▶ [WHAT YOU HAVE TO DO]: The records below must be repeated exactly, but without their pictures.

▶ [EXERCISE DATA]:
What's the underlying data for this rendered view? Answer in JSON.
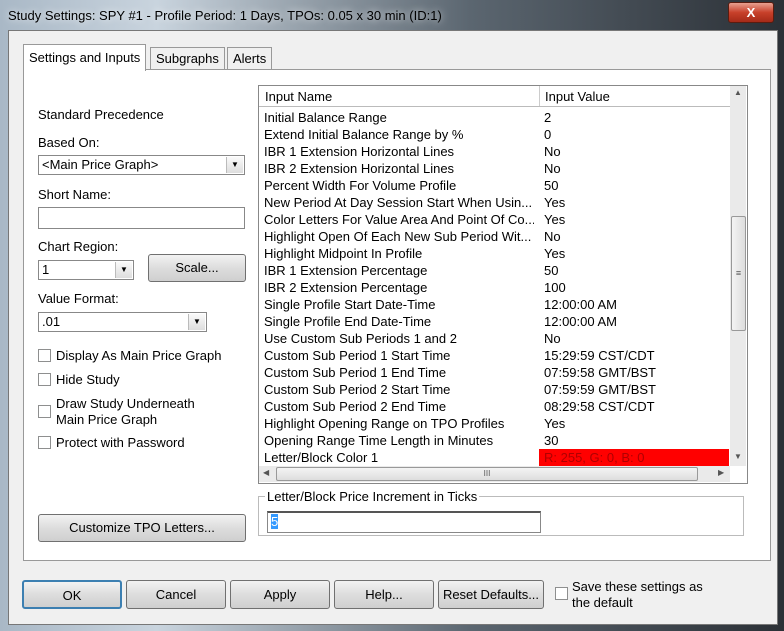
{
  "window": {
    "title": "Study Settings: SPY  #1 - Profile Period: 1 Days, TPOs: 0.05 x 30 min   (ID:1)",
    "close": "X"
  },
  "tabs": [
    "Settings and Inputs",
    "Subgraphs",
    "Alerts"
  ],
  "left": {
    "precedence": "Standard Precedence",
    "based_on_label": "Based On:",
    "based_on_value": "<Main Price Graph>",
    "short_name_label": "Short Name:",
    "short_name_value": "",
    "chart_region_label": "Chart Region:",
    "chart_region_value": "1",
    "scale_button": "Scale...",
    "value_format_label": "Value Format:",
    "value_format_value": ".01",
    "checkboxes": [
      {
        "label": "Display As Main Price Graph",
        "checked": false
      },
      {
        "label": "Hide Study",
        "checked": false
      },
      {
        "label": "Draw Study Underneath Main Price Graph",
        "checked": false
      },
      {
        "label": "Protect with Password",
        "checked": false
      }
    ],
    "customize_button": "Customize TPO Letters..."
  },
  "grid": {
    "col_name": "Input Name",
    "col_value": "Input Value",
    "rows": [
      [
        "Initial Balance Range",
        "2"
      ],
      [
        "Extend Initial Balance Range by %",
        "0"
      ],
      [
        "IBR 1 Extension Horizontal Lines",
        "No"
      ],
      [
        "IBR 2 Extension Horizontal Lines",
        "No"
      ],
      [
        "Percent Width For Volume Profile",
        "50"
      ],
      [
        "New Period At Day Session Start When Usin...",
        "Yes"
      ],
      [
        "Color Letters For Value Area And Point Of Co...",
        "Yes"
      ],
      [
        "Highlight Open Of Each New Sub Period Wit...",
        "No"
      ],
      [
        "Highlight Midpoint In Profile",
        "Yes"
      ],
      [
        "IBR 1 Extension Percentage",
        "50"
      ],
      [
        "IBR 2 Extension Percentage",
        "100"
      ],
      [
        "Single Profile Start Date-Time",
        "12:00:00 AM"
      ],
      [
        "Single Profile End Date-Time",
        "12:00:00 AM"
      ],
      [
        "Use Custom Sub Periods 1 and 2",
        "No"
      ],
      [
        "Custom Sub Period 1 Start Time",
        "15:29:59 CST/CDT"
      ],
      [
        "Custom Sub Period 1 End Time",
        "07:59:58 GMT/BST"
      ],
      [
        "Custom Sub Period 2 Start Time",
        "07:59:59 GMT/BST"
      ],
      [
        "Custom Sub Period 2 End Time",
        "08:29:58 CST/CDT"
      ],
      [
        "Highlight Opening Range on TPO Profiles",
        "Yes"
      ],
      [
        "Opening Range Time Length in Minutes",
        "30"
      ],
      [
        "Letter/Block Color 1",
        "R: 255, G: 0, B: 0"
      ]
    ],
    "selected_color": "#ff0000"
  },
  "editor": {
    "label": "Letter/Block Price Increment in Ticks",
    "value": "5"
  },
  "buttons": {
    "ok": "OK",
    "cancel": "Cancel",
    "apply": "Apply",
    "help": "Help...",
    "reset": "Reset Defaults...",
    "save_default": "Save these settings as the default"
  }
}
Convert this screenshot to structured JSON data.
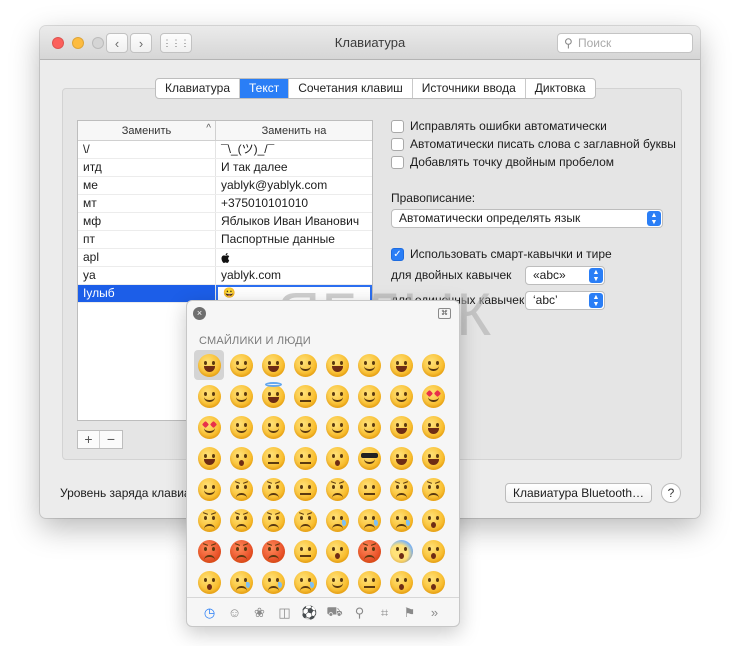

▶ [EXERCISE OUTPUT]:
What's the underlying data for this rendered view? Answer in JSON.
{
  "window": {
    "title": "Study Settings: SPY  #1 - Profile Period: 1 Days, TPOs: 0.05 x 30 min   (ID:1)",
    "close": "X"
  },
  "tabs": [
    "Settings and Inputs",
    "Subgraphs",
    "Alerts"
  ],
  "left": {
    "precedence": "Standard Precedence",
    "based_on_label": "Based On:",
    "based_on_value": "<Main Price Graph>",
    "short_name_label": "Short Name:",
    "short_name_value": "",
    "chart_region_label": "Chart Region:",
    "chart_region_value": "1",
    "scale_button": "Scale...",
    "value_format_label": "Value Format:",
    "value_format_value": ".01",
    "checkboxes": [
      {
        "label": "Display As Main Price Graph",
        "checked": false
      },
      {
        "label": "Hide Study",
        "checked": false
      },
      {
        "label": "Draw Study Underneath Main Price Graph",
        "checked": false
      },
      {
        "label": "Protect with Password",
        "checked": false
      }
    ],
    "customize_button": "Customize TPO Letters..."
  },
  "grid": {
    "col_name": "Input Name",
    "col_value": "Input Value",
    "rows": [
      [
        "Initial Balance Range",
        "2"
      ],
      [
        "Extend Initial Balance Range by %",
        "0"
      ],
      [
        "IBR 1 Extension Horizontal Lines",
        "No"
      ],
      [
        "IBR 2 Extension Horizontal Lines",
        "No"
      ],
      [
        "Percent Width For Volume Profile",
        "50"
      ],
      [
        "New Period At Day Session Start When Usin...",
        "Yes"
      ],
      [
        "Color Letters For Value Area And Point Of Co...",
        "Yes"
      ],
      [
        "Highlight Open Of Each New Sub Period Wit...",
        "No"
      ],
      [
        "Highlight Midpoint In Profile",
        "Yes"
      ],
      [
        "IBR 1 Extension Percentage",
        "50"
      ],
      [
        "IBR 2 Extension Percentage",
        "100"
      ],
      [
        "Single Profile Start Date-Time",
        "12:00:00 AM"
      ],
      [
        "Single Profile End Date-Time",
        "12:00:00 AM"
      ],
      [
        "Use Custom Sub Periods 1 and 2",
        "No"
      ],
      [
        "Custom Sub Period 1 Start Time",
        "15:29:59 CST/CDT"
      ],
      [
        "Custom Sub Period 1 End Time",
        "07:59:58 GMT/BST"
      ],
      [
        "Custom Sub Period 2 Start Time",
        "07:59:59 GMT/BST"
      ],
      [
        "Custom Sub Period 2 End Time",
        "08:29:58 CST/CDT"
      ],
      [
        "Highlight Opening Range on TPO Profiles",
        "Yes"
      ],
      [
        "Opening Range Time Length in Minutes",
        "30"
      ],
      [
        "Letter/Block Color 1",
        "R: 255, G: 0, B: 0"
      ]
    ],
    "selected_color": "#ff0000"
  },
  "editor": {
    "label": "Letter/Block Price Increment in Ticks",
    "value": "5"
  },
  "buttons": {
    "ok": "OK",
    "cancel": "Cancel",
    "apply": "Apply",
    "help": "Help...",
    "reset": "Reset Defaults...",
    "save_default": "Save these settings as the default"
  }
}
Convert this screenshot to structured JSON data.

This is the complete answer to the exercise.